:: Data listing

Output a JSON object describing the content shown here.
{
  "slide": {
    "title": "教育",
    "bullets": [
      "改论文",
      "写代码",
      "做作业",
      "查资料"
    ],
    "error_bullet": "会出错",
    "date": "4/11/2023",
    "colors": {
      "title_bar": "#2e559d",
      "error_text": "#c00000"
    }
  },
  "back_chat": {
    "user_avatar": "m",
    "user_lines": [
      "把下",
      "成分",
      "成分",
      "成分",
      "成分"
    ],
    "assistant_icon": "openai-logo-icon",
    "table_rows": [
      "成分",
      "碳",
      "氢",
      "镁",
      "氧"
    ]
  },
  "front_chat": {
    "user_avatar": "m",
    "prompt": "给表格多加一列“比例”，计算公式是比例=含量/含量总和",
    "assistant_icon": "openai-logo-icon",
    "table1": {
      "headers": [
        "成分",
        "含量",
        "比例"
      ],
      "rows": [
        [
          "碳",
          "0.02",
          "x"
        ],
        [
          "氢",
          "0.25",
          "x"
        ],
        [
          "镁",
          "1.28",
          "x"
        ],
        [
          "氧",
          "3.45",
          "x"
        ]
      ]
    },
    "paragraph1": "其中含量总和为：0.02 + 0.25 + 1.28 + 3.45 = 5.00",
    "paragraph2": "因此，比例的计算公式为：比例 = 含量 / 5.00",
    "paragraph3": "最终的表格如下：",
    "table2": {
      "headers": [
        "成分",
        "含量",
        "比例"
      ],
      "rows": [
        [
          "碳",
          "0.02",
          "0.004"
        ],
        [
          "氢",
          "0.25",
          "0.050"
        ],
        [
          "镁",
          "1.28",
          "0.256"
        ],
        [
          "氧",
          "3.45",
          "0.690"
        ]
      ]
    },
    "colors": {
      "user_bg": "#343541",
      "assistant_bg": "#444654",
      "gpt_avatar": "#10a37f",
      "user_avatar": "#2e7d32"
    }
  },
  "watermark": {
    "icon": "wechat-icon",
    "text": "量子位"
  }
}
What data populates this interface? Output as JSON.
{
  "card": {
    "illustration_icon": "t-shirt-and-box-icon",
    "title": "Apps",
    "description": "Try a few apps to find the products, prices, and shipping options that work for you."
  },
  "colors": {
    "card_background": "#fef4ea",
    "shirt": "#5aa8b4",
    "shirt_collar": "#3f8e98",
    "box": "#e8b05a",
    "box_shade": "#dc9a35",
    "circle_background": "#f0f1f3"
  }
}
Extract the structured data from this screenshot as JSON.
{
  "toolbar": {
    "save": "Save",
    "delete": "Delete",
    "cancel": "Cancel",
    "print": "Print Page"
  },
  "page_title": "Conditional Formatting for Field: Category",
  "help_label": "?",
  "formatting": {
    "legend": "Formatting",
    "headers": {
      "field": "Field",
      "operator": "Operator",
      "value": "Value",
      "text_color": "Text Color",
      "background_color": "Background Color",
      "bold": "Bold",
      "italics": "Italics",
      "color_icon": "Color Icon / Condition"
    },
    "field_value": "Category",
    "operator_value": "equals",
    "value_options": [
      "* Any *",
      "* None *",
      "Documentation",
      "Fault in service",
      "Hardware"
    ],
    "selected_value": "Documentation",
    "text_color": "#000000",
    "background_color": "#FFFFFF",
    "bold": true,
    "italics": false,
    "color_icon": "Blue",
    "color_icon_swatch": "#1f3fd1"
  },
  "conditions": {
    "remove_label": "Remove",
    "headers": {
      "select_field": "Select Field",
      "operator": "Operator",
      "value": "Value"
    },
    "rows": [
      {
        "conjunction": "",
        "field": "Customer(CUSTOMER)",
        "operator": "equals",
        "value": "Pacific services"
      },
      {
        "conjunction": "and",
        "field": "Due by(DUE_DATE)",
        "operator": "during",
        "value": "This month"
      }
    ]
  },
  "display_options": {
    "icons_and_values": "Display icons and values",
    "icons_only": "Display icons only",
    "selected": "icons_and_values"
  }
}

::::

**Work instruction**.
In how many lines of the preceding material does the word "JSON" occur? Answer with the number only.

**Solution below**.
3